There’s a lot of ways we manage to stay warm and enjoy outside activities despite the cold, snow and ice that winter brings, but the following five patents may bring you some warmth and even some fun on wintry days. In no particular order, here are our five favorite cold weather patents.
Note: This article is part of an ongoing series detailing some of the Inventors Eye staff’s favorite patents. For each article the writer selects her five favorite patents under a given theme. This list is from USPTO social media specialist Elizabeth Chu
Portable hand held automobile windshield deicer
U.S. Patent Number 6,654,550
Spending a lot of time outside in the cold, trying to remove a layer of ice from your car’s windshield and windows can be an unenjoyable and very time-consuming task. While many of the first deicer patents were for large, stationary apparatuses that removed ice from airplanes, the inventors of U.S. patent 6,654,550 have literally put the ability to de-ice in the palm of one’s hand. The portable hand held automobile windshield deicer allows one to get out of the cold and sit inside their car as they watch layers of ice quickly melt away.
Removable cleat for snowshoe
U.S. Patent Number 6,247,253
In the winter when ice or snow covers streets and sidewalks, a walk that typically presents no danger can become a treacherous task. Slipping on ice or snow has been the cause of many injuries, such as broken or fractured bones and serious back or head injuries. Removable cleats provides traction to ordinary shoes to aid with conquering ice-covered pavements. By providing a sense of safety, removable cleats can calm fears of having a slip and fall and get people up and outside to enjoy beautiful outdoor winter scenery.
Disposable body warmer and heat generating material therefor
U.S. Patent Number 4,925,743
Sometimes although there are frigid conditions, we still have to go outdoors and brave freezing temperatures to walk the dog, catch a bus, or run an important errand. Thick wool socks and gloves can add warmth to our feet and hands but sometimes those garments alone just don’t keep our toes and fingers warm enough. In an effort to avoid getting frostbite, it’s important to keep our extremities as warm as possible. Disposable body warmers are convenient, lightweight and can be easily slipped into our socks, gloves and even coat pockets to add warmth. Thanks to body warmers we can feel comfortable as we move about outdoors in freezing temperatures.
U.S. Patent Number 5,810,376
Snow has covered the ground, most transportation is halted, schools are closed, and employees are excused from work. One option for getting outdoors and having some fun is to go sledding. Sledding is a favorite winter outdoor activity for many children and adults. While most see sledding as a fun thing to do and not a form of serious exercise, one form of sledding has been involved in competitive sports for decades. In 1939, the bobsledding event was included in the first Winter Olympic Games. Sleds are also used to aid with saving lives. In the Swiss Alps sleds are used by rescue teams to get those that have sustained injuries transported out of the mountains and in Alaska sleds powered by teams of canines allow for transporting supplies across terrain not accessible by automobiles.

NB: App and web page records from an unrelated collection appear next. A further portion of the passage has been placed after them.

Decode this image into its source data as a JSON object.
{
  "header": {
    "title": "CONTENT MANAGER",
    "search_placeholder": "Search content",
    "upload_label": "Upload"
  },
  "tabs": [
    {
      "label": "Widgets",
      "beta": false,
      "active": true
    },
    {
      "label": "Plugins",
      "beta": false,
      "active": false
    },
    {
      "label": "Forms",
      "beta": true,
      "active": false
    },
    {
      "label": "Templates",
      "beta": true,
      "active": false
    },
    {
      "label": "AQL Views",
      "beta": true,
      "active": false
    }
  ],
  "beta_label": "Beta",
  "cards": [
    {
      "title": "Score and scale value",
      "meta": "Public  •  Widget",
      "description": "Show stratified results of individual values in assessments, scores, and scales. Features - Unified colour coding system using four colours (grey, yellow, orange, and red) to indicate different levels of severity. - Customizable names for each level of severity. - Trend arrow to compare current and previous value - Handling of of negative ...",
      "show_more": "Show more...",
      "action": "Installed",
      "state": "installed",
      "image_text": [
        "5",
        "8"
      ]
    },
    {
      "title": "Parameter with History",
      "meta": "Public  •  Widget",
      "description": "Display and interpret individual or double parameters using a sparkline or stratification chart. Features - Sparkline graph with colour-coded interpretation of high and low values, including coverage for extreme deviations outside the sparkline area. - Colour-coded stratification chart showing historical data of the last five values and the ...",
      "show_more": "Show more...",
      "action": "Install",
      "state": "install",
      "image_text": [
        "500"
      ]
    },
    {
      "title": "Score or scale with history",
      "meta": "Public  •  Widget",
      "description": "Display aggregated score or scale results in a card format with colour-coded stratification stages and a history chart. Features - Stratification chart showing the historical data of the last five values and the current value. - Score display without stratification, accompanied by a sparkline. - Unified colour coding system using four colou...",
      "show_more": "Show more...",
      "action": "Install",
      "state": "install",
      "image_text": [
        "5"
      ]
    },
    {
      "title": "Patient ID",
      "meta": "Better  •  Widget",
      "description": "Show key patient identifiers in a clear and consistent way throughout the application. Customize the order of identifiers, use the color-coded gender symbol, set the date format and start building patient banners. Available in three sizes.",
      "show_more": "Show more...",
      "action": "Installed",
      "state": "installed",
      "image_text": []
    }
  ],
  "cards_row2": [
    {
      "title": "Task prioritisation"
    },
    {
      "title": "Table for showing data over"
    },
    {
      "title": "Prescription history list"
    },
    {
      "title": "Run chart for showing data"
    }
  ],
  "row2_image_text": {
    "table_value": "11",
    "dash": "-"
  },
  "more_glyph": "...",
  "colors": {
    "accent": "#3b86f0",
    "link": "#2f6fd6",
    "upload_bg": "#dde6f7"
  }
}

Electric seat heater
U.S. Patent Number 6,093,910
Have you ever experienced getting into an automobile and having to sit on a very cold car seat? Despite a comfortable design, if a car seat is cold it is uncomfortable. Inventions for heating seats in vehicles have come a long way; from a heating pad that is affixed to a car seat to a car seat that has a built in heater. The advancement of heated car seats has taken place while considering the impacts on safety, comfort and affordability. Thanks to inventions like 6,093,910, although someone may not have the luxury of storing their automobile in a heated facility when it’s cold outside, they may be able to afford an automobile equipped with heated seats that allow for a comfortable ride despite the temperature outside.